• _What to do_: Whenever a line in the data contains "desc", show that line.

──────── Input for this task ────────

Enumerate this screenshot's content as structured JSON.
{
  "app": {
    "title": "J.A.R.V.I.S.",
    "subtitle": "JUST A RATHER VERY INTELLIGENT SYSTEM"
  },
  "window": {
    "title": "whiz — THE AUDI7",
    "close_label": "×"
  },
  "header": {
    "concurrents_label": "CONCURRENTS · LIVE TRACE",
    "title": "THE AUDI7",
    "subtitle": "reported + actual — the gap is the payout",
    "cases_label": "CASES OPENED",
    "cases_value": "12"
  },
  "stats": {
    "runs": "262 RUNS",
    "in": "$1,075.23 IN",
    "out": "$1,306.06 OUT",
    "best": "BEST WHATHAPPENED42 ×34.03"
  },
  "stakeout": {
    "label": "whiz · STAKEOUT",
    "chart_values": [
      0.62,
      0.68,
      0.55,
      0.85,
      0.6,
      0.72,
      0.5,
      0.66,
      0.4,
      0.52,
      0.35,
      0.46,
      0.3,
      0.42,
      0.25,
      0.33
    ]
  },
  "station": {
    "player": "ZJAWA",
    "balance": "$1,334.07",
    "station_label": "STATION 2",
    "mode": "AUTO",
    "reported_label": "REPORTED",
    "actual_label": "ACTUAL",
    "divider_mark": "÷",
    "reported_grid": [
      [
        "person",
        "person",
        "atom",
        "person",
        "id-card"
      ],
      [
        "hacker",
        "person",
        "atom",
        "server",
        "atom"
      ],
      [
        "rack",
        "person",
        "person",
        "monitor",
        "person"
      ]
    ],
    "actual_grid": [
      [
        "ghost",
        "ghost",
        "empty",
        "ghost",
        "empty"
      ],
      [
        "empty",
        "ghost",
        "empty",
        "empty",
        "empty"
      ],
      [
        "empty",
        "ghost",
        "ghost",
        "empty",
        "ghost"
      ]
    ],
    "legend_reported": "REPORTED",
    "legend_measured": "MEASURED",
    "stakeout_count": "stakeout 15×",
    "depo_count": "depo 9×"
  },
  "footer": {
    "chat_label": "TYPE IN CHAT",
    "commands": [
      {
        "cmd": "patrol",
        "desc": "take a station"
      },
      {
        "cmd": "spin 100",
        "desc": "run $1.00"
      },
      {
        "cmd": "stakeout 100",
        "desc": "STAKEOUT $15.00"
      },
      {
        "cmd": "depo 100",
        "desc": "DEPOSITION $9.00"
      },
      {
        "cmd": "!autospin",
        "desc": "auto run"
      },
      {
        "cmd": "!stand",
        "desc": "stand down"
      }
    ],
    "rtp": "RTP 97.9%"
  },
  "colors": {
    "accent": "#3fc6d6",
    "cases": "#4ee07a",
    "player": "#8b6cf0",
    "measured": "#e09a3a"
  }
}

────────

• _Solution below_:
        "desc": "take a station"
        "desc": "run $1.00"
        "desc": "STAKEOUT $15.00"
        "desc": "DEPOSITION $9.00"
        "desc": "auto run"
        "desc": "stand down"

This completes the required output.